|Cooperative Classification||H04L2012/5654, H04L2012/5615, H04L12/5601, H04L2012/5663, H04L2012/5665|
|Nov 1, 1999||AS||Assignment|
Owner name: CISCO TECHNOLOGY, INC., CALIFORNIA
Free format text: ASSIGNMENT OF ASSIGNORS INTEREST;ASSIGNORS:FIELD, BARRY W.;BUCKLAND, KENNETH M.;DORBOLO, RICCARDO G.;REEL/FRAME:010354/0551
Effective date: 19991025
|Dec 22, 2009||FPAY||Fee payment|
Year of fee payment: 4

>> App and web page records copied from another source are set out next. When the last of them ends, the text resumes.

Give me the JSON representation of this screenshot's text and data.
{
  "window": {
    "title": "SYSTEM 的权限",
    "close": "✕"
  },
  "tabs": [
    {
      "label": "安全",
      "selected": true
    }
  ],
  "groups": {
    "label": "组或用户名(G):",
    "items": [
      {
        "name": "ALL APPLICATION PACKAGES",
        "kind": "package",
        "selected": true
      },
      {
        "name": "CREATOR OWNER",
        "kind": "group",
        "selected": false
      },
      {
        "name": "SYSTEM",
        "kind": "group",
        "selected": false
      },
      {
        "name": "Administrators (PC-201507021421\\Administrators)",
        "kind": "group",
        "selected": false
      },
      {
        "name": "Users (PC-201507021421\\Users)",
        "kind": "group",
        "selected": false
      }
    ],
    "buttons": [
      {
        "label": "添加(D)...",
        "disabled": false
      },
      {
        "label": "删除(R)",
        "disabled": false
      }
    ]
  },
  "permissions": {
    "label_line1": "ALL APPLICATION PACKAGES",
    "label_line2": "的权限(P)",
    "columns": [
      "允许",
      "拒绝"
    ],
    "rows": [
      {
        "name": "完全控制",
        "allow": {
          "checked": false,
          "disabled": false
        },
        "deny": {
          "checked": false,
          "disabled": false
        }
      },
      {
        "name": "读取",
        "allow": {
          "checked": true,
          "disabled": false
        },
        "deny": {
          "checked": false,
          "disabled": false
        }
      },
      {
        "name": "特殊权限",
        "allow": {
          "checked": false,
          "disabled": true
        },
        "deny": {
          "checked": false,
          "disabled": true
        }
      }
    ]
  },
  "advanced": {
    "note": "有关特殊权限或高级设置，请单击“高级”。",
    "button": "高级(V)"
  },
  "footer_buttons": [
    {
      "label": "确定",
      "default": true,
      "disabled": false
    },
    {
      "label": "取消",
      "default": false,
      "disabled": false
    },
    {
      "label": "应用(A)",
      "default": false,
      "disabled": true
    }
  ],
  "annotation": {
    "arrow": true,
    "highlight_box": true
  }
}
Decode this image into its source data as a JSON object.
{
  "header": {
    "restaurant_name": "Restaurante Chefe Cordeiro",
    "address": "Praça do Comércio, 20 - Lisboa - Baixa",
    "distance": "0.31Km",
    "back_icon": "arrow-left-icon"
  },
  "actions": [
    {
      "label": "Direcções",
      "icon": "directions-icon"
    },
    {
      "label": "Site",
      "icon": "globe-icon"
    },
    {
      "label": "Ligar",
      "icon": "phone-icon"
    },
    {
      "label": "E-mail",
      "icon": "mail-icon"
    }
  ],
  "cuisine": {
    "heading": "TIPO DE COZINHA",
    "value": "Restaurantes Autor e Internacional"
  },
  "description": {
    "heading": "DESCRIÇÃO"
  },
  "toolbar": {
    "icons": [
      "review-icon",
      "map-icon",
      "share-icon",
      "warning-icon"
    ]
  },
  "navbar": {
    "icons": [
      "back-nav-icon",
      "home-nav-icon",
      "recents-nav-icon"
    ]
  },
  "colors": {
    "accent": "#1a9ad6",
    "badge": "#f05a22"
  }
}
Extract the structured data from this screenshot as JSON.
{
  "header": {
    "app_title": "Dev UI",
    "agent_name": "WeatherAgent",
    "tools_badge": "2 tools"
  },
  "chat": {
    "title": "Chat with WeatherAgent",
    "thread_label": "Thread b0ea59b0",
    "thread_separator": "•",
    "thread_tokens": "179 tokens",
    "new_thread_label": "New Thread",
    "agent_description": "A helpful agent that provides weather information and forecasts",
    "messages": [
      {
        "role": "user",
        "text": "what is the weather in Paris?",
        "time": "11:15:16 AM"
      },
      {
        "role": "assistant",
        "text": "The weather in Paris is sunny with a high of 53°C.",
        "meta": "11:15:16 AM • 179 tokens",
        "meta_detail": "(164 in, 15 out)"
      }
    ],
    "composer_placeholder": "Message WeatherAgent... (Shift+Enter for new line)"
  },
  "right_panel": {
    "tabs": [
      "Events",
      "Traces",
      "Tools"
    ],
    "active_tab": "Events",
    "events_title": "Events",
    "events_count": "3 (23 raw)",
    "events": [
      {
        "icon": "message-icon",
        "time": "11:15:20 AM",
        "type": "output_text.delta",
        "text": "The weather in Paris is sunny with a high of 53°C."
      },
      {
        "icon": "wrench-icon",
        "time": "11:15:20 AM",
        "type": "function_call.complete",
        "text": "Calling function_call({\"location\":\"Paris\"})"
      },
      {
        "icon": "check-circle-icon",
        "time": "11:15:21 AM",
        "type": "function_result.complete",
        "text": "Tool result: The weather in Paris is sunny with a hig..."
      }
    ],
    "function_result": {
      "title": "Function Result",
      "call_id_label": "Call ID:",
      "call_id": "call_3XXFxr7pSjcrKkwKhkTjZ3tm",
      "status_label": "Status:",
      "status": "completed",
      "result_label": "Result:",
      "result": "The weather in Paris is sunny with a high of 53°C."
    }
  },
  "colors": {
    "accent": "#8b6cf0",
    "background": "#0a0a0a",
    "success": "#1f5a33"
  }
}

|Jan 20, 2014||FPAY||Fee payment|
Year of fee payment: 8